It was hardly surprising that the nippy wide man had an extra spring in his step at Spurs Lodge after his weekend exploits, following hot on the heels of a superb first half display against Lazio.
Matty was happy to admit that the moment he levelled the scores at Goodison Park left him with a special feeling.
"To say the least, yes," smiled the 21-year-old. "I was really pleased to score and being the first goal of our season made it special.
"There was nothing in my mind but shooting. As soon as Jamie played it across to me I was going to shoot - nothing else crossed my mind, to be honest, so it's probably a good thing."
Matty confirms that the strike was certainly the finest in his recent memory, when asked if he had ever hit a better one.
"Not for a long while, no. I couldn't have picked a better time either, so it was good," he added, before admitting that he too was surprised that Everton boss David Moyes suggested keeper Richard Wright should have saved it.
"I know, that's what I was thinking. If he had saved it, it would have been a great save - put it that way. I think he's being a bit harsh on him because I did catch it really well."
Matty revealed he went through the full range of joyous emotions as he wheeled away in the direction of the travelling Spurs fans after scoring.
"It was a good moment for me and I've been waiting for that for a long time," he reflected before adding that his is a confidence player who needs to produce the goods whatever the circumstances..
"Definititely, definitely - a lot of the game is in my head really. If I'm feeling good I play good, if I'm feeling bad I play bad.
"I've got to get that out of my system if I want to keep going and progressing. It's something I've got to work on.

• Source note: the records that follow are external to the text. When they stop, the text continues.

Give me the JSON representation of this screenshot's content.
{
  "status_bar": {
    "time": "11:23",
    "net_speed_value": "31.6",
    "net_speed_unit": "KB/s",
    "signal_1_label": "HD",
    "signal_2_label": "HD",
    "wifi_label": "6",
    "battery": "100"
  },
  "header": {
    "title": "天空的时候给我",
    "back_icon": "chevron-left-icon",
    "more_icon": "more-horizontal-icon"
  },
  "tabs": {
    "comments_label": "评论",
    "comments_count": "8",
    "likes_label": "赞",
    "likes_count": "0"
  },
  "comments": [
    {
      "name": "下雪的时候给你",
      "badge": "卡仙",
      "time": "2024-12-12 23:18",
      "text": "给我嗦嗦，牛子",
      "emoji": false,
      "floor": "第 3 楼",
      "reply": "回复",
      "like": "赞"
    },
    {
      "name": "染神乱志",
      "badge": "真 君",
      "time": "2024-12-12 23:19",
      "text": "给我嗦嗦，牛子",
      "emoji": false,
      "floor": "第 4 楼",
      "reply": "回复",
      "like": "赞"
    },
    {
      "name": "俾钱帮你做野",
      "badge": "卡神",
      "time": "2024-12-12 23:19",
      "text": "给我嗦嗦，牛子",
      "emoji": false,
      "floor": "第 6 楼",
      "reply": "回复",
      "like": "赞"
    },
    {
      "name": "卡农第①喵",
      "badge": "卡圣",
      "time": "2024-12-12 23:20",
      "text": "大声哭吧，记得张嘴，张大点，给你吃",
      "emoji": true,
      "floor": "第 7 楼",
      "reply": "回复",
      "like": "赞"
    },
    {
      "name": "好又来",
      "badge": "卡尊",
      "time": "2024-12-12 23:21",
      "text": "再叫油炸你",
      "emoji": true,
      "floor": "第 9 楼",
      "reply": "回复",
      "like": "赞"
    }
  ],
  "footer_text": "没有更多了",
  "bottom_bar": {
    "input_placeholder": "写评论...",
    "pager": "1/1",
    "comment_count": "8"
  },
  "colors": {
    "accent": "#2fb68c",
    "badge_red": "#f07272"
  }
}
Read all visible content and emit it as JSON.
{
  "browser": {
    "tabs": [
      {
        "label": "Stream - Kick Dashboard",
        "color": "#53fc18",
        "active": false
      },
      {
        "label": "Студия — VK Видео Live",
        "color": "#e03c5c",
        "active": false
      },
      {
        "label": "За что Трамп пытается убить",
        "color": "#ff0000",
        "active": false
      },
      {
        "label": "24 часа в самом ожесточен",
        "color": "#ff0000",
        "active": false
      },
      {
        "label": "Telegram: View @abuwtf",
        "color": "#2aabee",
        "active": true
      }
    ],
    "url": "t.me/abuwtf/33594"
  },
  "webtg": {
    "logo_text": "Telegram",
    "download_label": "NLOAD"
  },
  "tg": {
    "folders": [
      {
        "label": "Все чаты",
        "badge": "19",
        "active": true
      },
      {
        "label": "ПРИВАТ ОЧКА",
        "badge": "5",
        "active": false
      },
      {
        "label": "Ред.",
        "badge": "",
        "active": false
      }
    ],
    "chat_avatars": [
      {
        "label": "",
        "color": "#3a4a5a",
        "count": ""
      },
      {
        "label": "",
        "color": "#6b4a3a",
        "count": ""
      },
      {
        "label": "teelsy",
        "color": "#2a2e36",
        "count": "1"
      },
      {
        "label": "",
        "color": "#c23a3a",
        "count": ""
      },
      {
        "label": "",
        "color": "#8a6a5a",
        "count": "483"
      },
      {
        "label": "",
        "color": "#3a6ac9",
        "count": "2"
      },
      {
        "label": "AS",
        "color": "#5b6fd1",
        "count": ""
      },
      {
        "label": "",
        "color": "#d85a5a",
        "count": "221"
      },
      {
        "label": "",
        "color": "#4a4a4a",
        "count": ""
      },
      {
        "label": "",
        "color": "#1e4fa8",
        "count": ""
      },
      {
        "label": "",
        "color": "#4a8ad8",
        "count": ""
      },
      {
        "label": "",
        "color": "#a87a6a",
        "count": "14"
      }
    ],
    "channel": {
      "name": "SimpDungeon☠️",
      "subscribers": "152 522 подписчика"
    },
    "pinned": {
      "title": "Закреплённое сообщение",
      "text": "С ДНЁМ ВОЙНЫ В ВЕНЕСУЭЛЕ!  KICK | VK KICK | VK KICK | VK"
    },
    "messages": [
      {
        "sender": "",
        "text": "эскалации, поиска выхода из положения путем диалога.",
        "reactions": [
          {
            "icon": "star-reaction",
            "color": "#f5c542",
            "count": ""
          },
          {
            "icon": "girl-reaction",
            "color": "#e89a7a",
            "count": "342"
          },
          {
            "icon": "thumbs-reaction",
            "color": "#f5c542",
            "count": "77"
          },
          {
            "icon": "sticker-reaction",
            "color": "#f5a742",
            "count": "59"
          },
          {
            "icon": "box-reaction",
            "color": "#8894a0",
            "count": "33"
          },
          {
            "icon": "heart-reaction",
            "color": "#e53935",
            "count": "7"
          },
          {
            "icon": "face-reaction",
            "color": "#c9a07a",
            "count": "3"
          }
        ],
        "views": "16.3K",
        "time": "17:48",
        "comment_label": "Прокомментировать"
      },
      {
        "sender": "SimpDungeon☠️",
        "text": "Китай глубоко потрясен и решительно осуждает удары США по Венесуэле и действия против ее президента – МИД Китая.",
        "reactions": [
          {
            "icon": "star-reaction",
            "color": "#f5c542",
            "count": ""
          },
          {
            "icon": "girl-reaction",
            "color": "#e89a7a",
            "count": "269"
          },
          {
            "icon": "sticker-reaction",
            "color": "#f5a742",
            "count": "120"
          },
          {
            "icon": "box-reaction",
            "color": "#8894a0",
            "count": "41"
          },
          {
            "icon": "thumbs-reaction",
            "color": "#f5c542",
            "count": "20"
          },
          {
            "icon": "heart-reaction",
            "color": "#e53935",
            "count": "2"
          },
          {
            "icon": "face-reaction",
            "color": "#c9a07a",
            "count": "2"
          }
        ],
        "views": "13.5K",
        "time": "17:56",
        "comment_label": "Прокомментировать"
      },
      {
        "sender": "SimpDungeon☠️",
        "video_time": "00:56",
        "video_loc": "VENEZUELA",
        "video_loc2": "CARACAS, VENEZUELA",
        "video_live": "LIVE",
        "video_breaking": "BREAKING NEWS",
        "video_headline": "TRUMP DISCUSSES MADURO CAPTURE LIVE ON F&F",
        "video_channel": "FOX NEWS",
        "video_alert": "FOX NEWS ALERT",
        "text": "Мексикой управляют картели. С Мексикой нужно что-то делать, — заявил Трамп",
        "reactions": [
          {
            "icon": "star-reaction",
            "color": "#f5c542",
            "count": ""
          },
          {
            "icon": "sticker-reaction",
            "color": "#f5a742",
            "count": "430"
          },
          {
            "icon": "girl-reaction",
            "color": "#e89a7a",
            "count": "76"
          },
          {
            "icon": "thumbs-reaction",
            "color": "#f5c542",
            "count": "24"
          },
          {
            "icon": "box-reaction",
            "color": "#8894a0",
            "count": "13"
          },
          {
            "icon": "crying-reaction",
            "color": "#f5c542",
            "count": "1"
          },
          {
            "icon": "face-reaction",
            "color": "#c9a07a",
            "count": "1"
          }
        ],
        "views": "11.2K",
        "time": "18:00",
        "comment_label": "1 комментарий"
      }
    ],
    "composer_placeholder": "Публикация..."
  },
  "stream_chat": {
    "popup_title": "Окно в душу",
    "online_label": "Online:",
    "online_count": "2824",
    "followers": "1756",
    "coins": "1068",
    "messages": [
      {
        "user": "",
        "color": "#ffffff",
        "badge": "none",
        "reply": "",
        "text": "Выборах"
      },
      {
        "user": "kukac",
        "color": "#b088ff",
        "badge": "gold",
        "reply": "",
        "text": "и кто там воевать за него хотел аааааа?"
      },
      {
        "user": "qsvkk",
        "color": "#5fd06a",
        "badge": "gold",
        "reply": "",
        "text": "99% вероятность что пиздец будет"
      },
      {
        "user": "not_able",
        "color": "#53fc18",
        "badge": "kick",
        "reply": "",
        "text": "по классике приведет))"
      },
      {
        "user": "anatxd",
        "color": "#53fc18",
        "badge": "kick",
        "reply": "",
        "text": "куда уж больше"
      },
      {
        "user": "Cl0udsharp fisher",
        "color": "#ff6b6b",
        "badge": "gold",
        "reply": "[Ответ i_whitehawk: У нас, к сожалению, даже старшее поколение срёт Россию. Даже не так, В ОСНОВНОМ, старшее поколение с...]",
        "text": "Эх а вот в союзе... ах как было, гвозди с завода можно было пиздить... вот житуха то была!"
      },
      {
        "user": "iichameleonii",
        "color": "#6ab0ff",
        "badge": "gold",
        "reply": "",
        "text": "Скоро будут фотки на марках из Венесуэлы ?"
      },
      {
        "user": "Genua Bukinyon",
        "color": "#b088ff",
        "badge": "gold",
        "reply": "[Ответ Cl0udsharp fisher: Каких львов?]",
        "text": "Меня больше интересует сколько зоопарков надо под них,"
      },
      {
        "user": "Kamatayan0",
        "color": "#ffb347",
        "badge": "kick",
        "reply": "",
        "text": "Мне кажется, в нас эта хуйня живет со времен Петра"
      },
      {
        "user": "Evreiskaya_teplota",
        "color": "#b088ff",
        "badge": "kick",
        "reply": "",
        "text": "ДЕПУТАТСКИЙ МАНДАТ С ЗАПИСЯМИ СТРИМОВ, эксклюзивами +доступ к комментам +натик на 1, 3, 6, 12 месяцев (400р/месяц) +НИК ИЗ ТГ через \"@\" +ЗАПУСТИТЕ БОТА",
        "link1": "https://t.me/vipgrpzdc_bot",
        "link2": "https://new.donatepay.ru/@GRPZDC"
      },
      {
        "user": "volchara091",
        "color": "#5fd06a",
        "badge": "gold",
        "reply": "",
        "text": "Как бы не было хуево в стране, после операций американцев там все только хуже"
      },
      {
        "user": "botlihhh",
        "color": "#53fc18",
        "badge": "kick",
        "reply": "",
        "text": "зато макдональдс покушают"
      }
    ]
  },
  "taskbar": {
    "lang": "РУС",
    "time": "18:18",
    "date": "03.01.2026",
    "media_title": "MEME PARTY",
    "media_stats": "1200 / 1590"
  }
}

"I'm feeling sharp at the minute, the best I've felt for a long, long time. I've just got to keep that going and hopefully score a few more goals."
By Richard Hubbard